Zurga is often the weak link on disc, with several woolly baritones on display, the worst of which is the throaty Guillermo Sarabia for Prêtre. Florian Sempey is a superb Zurga here, his lithe baritone strong enough to make him a charismatic leader, shaping his Act 3 aria sensitively as Zurga despairs that his friend is condemned to die at dawn. Sparks fly in his encounter with Fuchs’s Leïla. With Luc Bertin-Hugault’s sturdy high priest, it’s as fine a cast as has been assembled for a recording of Les pêcheurs de perles and immediately claims top spot on my shelves. Mark Pullinger Selected comparisons: Dervaux (6/62R) (ERAT) 9029 59348-1 Prêtre (5/78R) (EMI) 5857614-2; (CFP/WARN) 367702-2 Fournet (10/81R) (PHIL) 462 287-2PM2 Andrew Everard writes A ine, dramatic recording of The Pearl Fishers, with power and drama in the orchestra and some ine performances, brought out even more vididly in the 96kHz/24bit download. Recorded by the ever-reliable Pentatone team, the sound has both space and a ine impression of ambience, heightening the ‘action’, and with a marked lack of arti ice or ‘spotlighting’ of individual performers.
Brahms Four Symphonies Berlin Staatskapelle / Daniel Barenboim DG B d 483 5251 (179’ • DDD)
What a difference an orchestra makes: an orchestra, mind you, that has been nurtured and honed for the best part of a quarter of a century in music it was born to play.
The Berlin Staatskapelle is an opera orchestra that also plays concerts, which explains why, when Daniel Barenboim inherited the Berlin State Opera in 1992, Beethoven was a priority as well as Wagner. Now it is Brahms’s turn in a cycle of the four symphonies of rare pedigree and worth.
The recordings were made in Berlin’s newest hall, the 700-seat Pierre Boulez Saal of the Barenboim-Said Akademie. The blend of clarity, intimacy and power the engineers have been able to achieve here fits the lustre and glow of these Staatskapelle performances like a glove.
This is Barenboim’s second recorded Brahms cycle. The first was with the Chicago Symphony in 1993, just two years after he inherited the orchestra from Georg Solti. If the Chicagoans had once boasted a distinctive Brahms sound, it had long gone; textures had become glossy, rhythms streamlined, with little room for the kind of indwellings Brahmsians of the old German school would have taken as a given.

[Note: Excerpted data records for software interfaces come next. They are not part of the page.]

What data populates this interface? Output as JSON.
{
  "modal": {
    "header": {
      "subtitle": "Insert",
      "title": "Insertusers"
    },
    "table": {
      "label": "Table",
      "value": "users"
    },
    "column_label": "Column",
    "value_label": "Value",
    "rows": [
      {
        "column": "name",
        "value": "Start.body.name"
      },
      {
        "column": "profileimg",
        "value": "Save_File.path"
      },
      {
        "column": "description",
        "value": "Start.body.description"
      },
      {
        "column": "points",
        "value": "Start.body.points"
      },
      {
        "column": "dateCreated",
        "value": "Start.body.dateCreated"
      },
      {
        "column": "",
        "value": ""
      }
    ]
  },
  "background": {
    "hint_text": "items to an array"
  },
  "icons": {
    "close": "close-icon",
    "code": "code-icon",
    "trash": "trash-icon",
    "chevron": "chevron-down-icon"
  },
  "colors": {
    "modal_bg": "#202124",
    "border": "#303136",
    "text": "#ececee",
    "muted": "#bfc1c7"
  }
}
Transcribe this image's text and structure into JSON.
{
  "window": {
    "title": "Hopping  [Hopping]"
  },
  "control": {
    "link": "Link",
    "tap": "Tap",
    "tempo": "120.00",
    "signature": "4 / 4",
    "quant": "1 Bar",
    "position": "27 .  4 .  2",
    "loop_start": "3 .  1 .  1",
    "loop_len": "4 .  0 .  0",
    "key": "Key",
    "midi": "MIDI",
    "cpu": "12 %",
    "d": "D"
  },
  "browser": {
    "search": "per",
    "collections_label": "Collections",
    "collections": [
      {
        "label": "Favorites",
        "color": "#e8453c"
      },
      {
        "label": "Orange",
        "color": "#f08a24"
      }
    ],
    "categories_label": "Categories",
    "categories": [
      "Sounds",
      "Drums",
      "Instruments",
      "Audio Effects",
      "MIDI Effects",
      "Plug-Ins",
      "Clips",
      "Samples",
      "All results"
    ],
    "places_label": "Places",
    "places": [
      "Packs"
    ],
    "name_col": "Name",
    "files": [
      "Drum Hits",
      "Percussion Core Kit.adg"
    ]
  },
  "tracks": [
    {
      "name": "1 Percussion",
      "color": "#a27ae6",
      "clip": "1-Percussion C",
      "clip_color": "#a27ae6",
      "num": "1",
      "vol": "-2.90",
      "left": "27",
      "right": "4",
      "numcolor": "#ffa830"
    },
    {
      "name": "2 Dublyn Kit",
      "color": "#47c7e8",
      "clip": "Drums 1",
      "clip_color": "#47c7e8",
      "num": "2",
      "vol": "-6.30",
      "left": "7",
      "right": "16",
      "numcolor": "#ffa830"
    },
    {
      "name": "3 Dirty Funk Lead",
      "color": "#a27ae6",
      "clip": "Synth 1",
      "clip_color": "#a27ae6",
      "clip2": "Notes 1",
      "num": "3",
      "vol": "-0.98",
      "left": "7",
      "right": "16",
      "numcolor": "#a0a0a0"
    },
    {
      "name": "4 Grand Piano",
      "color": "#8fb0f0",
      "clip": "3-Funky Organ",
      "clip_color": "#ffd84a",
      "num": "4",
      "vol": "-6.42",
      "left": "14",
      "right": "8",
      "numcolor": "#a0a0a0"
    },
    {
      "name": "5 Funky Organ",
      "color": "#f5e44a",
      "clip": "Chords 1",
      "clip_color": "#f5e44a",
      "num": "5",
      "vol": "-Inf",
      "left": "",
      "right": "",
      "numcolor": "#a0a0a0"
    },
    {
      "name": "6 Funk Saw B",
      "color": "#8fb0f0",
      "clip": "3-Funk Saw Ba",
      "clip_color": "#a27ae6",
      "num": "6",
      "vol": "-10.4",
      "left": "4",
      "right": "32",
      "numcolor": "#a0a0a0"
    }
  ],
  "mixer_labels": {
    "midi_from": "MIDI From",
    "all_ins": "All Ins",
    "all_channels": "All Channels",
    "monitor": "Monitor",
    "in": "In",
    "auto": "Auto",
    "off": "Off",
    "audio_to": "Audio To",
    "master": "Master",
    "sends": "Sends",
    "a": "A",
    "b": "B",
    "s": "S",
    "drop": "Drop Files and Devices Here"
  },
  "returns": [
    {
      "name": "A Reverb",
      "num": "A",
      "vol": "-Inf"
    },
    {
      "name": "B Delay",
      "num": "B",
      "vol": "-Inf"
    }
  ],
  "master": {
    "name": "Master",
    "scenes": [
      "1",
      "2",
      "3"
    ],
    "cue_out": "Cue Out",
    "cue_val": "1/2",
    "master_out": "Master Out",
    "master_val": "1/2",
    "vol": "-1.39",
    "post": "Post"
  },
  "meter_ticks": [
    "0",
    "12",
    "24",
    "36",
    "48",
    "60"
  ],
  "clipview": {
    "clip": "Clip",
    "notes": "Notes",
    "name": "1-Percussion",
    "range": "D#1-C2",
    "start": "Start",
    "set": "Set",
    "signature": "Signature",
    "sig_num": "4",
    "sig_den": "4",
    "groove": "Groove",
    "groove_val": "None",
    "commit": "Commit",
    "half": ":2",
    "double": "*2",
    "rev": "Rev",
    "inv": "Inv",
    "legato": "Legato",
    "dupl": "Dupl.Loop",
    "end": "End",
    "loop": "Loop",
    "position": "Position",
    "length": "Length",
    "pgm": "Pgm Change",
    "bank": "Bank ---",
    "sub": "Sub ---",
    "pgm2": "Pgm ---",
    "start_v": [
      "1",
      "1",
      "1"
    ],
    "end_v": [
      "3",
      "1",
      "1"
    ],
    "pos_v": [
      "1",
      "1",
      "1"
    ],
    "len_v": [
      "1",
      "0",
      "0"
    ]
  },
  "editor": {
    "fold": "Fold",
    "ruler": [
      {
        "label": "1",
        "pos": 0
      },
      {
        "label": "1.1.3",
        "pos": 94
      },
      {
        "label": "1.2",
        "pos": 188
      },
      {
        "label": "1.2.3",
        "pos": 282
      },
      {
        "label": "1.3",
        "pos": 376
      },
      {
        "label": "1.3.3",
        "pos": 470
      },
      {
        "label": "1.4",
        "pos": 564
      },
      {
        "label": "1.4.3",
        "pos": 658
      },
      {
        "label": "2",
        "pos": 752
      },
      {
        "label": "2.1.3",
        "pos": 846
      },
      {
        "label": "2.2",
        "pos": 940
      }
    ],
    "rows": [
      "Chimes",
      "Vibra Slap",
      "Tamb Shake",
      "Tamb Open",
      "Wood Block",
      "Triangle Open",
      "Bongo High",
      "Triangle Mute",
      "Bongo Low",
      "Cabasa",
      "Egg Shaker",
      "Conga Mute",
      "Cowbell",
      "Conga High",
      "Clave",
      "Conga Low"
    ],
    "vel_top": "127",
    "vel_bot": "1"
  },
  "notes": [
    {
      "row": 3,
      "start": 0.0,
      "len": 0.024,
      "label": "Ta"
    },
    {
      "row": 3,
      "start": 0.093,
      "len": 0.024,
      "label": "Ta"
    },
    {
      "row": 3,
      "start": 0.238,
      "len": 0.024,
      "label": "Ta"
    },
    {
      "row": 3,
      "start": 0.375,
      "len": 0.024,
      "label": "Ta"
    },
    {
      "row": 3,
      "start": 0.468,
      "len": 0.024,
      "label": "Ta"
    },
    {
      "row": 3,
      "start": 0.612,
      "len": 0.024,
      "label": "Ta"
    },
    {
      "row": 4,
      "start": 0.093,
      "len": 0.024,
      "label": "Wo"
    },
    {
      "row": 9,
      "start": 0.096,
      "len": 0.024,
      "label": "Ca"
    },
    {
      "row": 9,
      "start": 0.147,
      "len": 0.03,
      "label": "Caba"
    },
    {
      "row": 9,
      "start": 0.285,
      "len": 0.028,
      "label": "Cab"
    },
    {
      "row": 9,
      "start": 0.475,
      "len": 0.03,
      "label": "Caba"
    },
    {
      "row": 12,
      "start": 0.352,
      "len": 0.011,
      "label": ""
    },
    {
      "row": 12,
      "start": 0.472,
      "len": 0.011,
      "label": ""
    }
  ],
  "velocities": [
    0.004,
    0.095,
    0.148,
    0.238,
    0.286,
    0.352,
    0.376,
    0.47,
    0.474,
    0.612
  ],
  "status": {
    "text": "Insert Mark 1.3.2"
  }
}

Compare the fierce and generally joyless Chicago account of the finale of the Second Symphony with the new Berlin version, where the music bides its time, rhythms are gently sprung and the stage is properly set for the symphony’s culminating hallelujahs. Or compare the deep ochre of the Berlin cellos and the speaking beauty of their phrasing at the start of the symphony’s slow movement with the rather swifter Chicago performance, where the phrasing has the feel of painting by numbers.
8 GRAMOPHONE JULY 2019 | gramophone.co.uk
Click on an album cover to buy/stream from